Data consistency is quite commonly heard both for MySQL like DBMS and big data. With the phrase “consistency”, in case of database systems, we want to refer towards meeting the requirement for any given database transaction. That is, any database transaction must only change affected data in allowed ways. For example, if we were storing a number in a database, only the numerical values are allowed. In other words – any data which will be written to the database must be valid maintaining all the defined rules of a particular system. However, data consistency is not a guarantee of correctness of the transaction in all ways. It is mostly for identifying any programming errors resulting in the violation.
A database can be said to be data consistent when the content under question does not give us the chance to infer a contradiction directly or indirectly. These conclusions are derived by keeping the database constraints specified in the database schema and any other inference rules in mind.
We can say that data that is consistent is the data which is formatted consistently. This makes the job of the people working with data easy simply because consistent data means that all the data can be handled in the same way. Also, data consistency when we have a weather dataset, in case of consistent data there will be no missing data such as of days/hours. In the case of data science, data inconsistency can render a useful data-set to completely unusable.
By definition, database transaction should be Atomic, Consistent, Isolated and Durable which makes the acronym ACID. A database transaction ideally should follow all-or-none law. That is, either the writing should be complete or nothing should be written. Consistency is a general term. All validation rules must be checked to ensure consistency. The entire transaction must be cancelled upon facing fault and the affected rows rolled back to their pre-transaction state.
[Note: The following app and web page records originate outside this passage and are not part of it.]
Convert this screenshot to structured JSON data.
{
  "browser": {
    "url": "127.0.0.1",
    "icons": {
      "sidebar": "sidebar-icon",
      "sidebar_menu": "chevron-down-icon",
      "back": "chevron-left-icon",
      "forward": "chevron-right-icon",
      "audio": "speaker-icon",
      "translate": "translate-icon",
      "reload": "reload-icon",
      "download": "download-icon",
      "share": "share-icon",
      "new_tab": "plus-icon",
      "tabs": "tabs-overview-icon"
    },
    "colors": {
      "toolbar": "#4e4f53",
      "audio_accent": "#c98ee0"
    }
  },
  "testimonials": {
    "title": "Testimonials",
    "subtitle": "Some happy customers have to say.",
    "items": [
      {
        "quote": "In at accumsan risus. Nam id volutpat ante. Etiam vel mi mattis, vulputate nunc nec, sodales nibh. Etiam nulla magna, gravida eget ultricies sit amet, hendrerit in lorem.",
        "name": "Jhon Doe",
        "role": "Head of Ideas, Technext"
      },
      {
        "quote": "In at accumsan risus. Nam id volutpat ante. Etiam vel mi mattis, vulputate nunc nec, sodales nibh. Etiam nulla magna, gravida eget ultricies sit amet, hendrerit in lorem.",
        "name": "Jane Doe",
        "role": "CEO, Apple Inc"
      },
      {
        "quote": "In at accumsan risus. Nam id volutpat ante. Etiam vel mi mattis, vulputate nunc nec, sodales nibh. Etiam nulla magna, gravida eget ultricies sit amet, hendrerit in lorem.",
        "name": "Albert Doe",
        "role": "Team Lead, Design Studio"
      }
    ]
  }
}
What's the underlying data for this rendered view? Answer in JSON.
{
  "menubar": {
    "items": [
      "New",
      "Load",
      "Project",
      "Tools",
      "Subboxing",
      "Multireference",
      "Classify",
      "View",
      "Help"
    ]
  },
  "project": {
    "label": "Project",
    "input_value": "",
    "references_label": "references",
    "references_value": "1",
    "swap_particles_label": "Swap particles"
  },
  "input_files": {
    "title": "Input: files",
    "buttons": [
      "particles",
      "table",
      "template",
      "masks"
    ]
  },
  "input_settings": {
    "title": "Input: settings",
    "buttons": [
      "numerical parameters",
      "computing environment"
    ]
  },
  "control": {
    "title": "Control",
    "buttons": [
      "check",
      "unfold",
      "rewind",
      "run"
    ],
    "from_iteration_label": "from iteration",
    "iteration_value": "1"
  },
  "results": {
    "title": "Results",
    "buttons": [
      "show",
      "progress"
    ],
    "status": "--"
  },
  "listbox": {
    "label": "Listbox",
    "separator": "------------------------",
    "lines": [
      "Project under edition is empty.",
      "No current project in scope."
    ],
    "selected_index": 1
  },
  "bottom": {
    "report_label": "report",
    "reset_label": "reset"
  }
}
That means, an ACID compliant database is not consistent while data is being written.